___ Exercise data ___
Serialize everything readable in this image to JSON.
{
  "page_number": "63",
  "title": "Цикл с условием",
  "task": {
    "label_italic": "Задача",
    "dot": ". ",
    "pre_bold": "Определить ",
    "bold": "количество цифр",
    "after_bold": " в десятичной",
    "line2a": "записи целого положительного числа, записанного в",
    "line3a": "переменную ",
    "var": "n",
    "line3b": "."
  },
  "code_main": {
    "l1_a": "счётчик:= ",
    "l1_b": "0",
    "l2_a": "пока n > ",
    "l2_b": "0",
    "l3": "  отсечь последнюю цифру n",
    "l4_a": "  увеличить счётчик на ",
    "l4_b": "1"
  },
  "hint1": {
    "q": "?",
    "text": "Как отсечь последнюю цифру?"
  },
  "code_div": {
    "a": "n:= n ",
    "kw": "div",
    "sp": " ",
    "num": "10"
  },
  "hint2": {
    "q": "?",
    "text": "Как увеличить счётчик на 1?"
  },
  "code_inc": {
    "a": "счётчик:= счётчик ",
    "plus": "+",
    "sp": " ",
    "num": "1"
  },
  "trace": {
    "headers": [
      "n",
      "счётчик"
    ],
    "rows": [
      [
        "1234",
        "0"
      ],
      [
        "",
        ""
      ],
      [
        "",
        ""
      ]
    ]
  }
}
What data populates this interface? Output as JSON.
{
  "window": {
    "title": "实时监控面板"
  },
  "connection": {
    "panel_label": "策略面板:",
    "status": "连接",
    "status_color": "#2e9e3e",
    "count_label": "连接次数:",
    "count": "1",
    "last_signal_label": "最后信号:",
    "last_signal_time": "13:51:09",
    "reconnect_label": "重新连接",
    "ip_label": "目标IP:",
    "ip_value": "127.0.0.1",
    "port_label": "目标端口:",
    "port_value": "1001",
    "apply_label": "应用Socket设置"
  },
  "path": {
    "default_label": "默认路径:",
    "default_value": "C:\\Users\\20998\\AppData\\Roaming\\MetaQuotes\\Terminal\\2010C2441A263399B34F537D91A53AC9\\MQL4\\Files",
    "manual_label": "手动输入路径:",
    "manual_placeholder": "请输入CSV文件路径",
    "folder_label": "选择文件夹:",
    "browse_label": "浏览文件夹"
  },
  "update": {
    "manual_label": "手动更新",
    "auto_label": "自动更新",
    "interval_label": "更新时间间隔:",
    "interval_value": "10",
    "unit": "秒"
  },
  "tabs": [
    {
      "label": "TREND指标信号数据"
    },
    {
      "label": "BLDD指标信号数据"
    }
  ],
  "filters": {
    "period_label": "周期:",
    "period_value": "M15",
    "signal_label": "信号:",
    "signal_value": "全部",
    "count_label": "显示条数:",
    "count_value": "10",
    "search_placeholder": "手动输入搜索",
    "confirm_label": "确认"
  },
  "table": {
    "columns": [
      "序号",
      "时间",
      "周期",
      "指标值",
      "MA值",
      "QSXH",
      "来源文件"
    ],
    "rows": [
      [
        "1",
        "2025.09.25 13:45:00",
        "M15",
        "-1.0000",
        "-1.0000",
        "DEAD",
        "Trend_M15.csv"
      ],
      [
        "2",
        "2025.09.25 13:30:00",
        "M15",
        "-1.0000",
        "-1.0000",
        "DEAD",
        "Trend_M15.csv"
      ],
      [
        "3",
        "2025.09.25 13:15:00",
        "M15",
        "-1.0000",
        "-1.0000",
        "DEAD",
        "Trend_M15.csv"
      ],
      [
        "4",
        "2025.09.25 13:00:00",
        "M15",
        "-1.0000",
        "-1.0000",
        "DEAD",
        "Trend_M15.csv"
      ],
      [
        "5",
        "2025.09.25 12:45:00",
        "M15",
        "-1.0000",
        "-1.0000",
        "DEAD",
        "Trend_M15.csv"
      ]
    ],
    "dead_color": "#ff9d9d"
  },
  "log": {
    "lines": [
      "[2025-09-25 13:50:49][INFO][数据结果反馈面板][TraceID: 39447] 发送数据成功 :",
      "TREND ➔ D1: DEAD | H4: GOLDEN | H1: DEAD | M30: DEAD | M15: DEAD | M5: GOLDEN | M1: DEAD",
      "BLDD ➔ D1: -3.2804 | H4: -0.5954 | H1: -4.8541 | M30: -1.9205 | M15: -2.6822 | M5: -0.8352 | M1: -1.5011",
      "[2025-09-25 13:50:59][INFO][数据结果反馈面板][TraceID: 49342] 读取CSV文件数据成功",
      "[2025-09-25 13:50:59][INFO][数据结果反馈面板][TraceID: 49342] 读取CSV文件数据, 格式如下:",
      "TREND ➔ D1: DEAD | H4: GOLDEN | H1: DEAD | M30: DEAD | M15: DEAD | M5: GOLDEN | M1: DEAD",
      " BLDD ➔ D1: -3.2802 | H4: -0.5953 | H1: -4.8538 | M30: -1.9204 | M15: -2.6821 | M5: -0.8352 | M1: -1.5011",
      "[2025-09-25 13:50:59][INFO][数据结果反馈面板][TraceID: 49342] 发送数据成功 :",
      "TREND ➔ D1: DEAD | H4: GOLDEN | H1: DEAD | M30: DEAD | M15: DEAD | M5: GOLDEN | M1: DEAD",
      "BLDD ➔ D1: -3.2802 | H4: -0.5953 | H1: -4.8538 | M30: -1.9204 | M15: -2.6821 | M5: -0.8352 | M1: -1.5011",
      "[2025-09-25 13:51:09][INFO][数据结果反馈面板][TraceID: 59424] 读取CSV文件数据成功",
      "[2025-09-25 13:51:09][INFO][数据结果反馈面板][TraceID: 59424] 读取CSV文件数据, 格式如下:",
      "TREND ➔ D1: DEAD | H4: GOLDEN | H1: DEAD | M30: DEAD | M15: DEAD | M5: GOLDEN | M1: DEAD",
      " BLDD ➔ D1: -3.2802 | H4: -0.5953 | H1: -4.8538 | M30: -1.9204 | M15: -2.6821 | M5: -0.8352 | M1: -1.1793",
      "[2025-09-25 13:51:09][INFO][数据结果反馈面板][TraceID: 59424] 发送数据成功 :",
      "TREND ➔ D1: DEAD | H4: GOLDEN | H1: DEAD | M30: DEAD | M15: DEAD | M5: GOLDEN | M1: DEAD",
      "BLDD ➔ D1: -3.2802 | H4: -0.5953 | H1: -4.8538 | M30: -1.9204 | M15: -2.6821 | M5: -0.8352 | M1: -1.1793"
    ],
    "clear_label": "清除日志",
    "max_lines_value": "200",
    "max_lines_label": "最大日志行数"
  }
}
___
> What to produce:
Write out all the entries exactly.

> Expected answer:
Serialize everything readable in this image to JSON.
{
  "page_number": "63",
  "title": "Цикл с условием",
  "task": {
    "label_italic": "Задача",
    "dot": ". ",
    "pre_bold": "Определить ",
    "bold": "количество цифр",
    "after_bold": " в десятичной",
    "line2a": "записи целого положительного числа, записанного в",
    "line3a": "переменную ",
    "var": "n",
    "line3b": "."
  },
  "code_main": {
    "l1_a": "счётчик:= ",
    "l1_b": "0",
    "l2_a": "пока n > ",
    "l2_b": "0",
    "l3": "  отсечь последнюю цифру n",
    "l4_a": "  увеличить счётчик на ",
    "l4_b": "1"
  },
  "hint1": {
    "q": "?",
    "text": "Как отсечь последнюю цифру?"
  },
  "code_div": {
    "a": "n:= n ",
    "kw": "div",
    "sp": " ",
    "num": "10"
  },
  "hint2": {
    "q": "?",
    "text": "Как увеличить счётчик на 1?"
  },
  "code_inc": {
    "a": "счётчик:= счётчик ",
    "plus": "+",
    "sp": " ",
    "num": "1"
  },
  "trace": {
    "headers": [
      "n",
      "счётчик"
    ],
    "rows": [
      [
        "1234",
        "0"
      ],
      [
        "",
        ""
      ],
      [
        "",
        ""
      ]
    ]
  }
}
What data populates this interface? Output as JSON.
{
  "window": {
    "title": "实时监控面板"
  },
  "connection": {
    "panel_label": "策略面板:",
    "status": "连接",
    "status_color": "#2e9e3e",
    "count_label": "连接次数:",
    "count": "1",
    "last_signal_label": "最后信号:",
    "last_signal_time": "13:51:09",
    "reconnect_label": "重新连接",
    "ip_label": "目标IP:",
    "ip_value": "127.0.0.1",
    "port_label": "目标端口:",
    "port_value": "1001",
    "apply_label": "应用Socket设置"
  },
  "path": {
    "default_label": "默认路径:",
    "default_value": "C:\\Users\\20998\\AppData\\Roaming\\MetaQuotes\\Terminal\\2010C2441A263399B34F537D91A53AC9\\MQL4\\Files",
    "manual_label": "手动输入路径:",
    "manual_placeholder": "请输入CSV文件路径",
    "folder_label": "选择文件夹:",
    "browse_label": "浏览文件夹"
  },
  "update": {
    "manual_label": "手动更新",
    "auto_label": "自动更新",
    "interval_label": "更新时间间隔:",
    "interval_value": "10",
    "unit": "秒"
  },
  "tabs": [
    {
      "label": "TREND指标信号数据"
    },
    {
      "label": "BLDD指标信号数据"
    }
  ],
  "filters": {
    "period_label": "周期:",
    "period_value": "M15",
    "signal_label": "信号:",
    "signal_value": "全部",
    "count_label": "显示条数:",
    "count_value": "10",
    "search_placeholder": "手动输入搜索",
    "confirm_label": "确认"
  },
  "table": {
    "columns": [
      "序号",
      "时间",
      "周期",
      "指标值",
      "MA值",
      "QSXH",
      "来源文件"
    ],
    "rows": [
      [
        "1",
        "2025.09.25 13:45:00",
        "M15",
        "-1.0000",
        "-1.0000",
        "DEAD",
        "Trend_M15.csv"
      ],
      [
        "2",
        "2025.09.25 13:30:00",
        "M15",
        "-1.0000",
        "-1.0000",
        "DEAD",
        "Trend_M15.csv"
      ],
      [
        "3",
        "2025.09.25 13:15:00",
        "M15",
        "-1.0000",
        "-1.0000",
        "DEAD",
        "Trend_M15.csv"
      ],
      [
        "4",
        "2025.09.25 13:00:00",
        "M15",
        "-1.0000",
        "-1.0000",
        "DEAD",
        "Trend_M15.csv"
      ],
      [
        "5",
        "2025.09.25 12:45:00",
        "M15",
        "-1.0000",
        "-1.0000",
        "DEAD",
        "Trend_M15.csv"
      ]
    ],
    "dead_color": "#ff9d9d"
  },
  "log": {
    "lines": [
      "[2025-09-25 13:50:49][INFO][数据结果反馈面板][TraceID: 39447] 发送数据成功 :",
      "TREND ➔ D1: DEAD | H4: GOLDEN | H1: DEAD | M30: DEAD | M15: DEAD | M5: GOLDEN | M1: DEAD",
      "BLDD ➔ D1: -3.2804 | H4: -0.5954 | H1: -4.8541 | M30: -1.9205 | M15: -2.6822 | M5: -0.8352 | M1: -1.5011",
      "[2025-09-25 13:50:59][INFO][数据结果反馈面板][TraceID: 49342] 读取CSV文件数据成功",
      "[2025-09-25 13:50:59][INFO][数据结果反馈面板][TraceID: 49342] 读取CSV文件数据, 格式如下:",
      "TREND ➔ D1: DEAD | H4: GOLDEN | H1: DEAD | M30: DEAD | M15: DEAD | M5: GOLDEN | M1: DEAD",
      " BLDD ➔ D1: -3.2802 | H4: -0.5953 | H1: -4.8538 | M30: -1.9204 | M15: -2.6821 | M5: -0.8352 | M1: -1.5011",
      "[2025-09-25 13:50:59][INFO][数据结果反馈面板][TraceID: 49342] 发送数据成功 :",
      "TREND ➔ D1: DEAD | H4: GOLDEN | H1: DEAD | M30: DEAD | M15: DEAD | M5: GOLDEN | M1: DEAD",
      "BLDD ➔ D1: -3.2802 | H4: -0.5953 | H1: -4.8538 | M30: -1.9204 | M15: -2.6821 | M5: -0.8352 | M1: -1.5011",
      "[2025-09-25 13:51:09][INFO][数据结果反馈面板][TraceID: 59424] 读取CSV文件数据成功",
      "[2025-09-25 13:51:09][INFO][数据结果反馈面板][TraceID: 59424] 读取CSV文件数据, 格式如下:",
      "TREND ➔ D1: DEAD | H4: GOLDEN | H1: DEAD | M30: DEAD | M15: DEAD | M5: GOLDEN | M1: DEAD",
      " BLDD ➔ D1: -3.2802 | H4: -0.5953 | H1: -4.8538 | M30: -1.9204 | M15: -2.6821 | M5: -0.8352 | M1: -1.1793",
      "[2025-09-25 13:51:09][INFO][数据结果反馈面板][TraceID: 59424] 发送数据成功 :",
      "TREND ➔ D1: DEAD | H4: GOLDEN | H1: DEAD | M30: DEAD | M15: DEAD | M5: GOLDEN | M1: DEAD",
      "BLDD ➔ D1: -3.2802 | H4: -0.5953 | H1: -4.8538 | M30: -1.9204 | M15: -2.6821 | M5: -0.8352 | M1: -1.1793"
    ],
    "clear_label": "清除日志",
    "max_lines_value": "200",
    "max_lines_label": "最大日志行数"
  }
}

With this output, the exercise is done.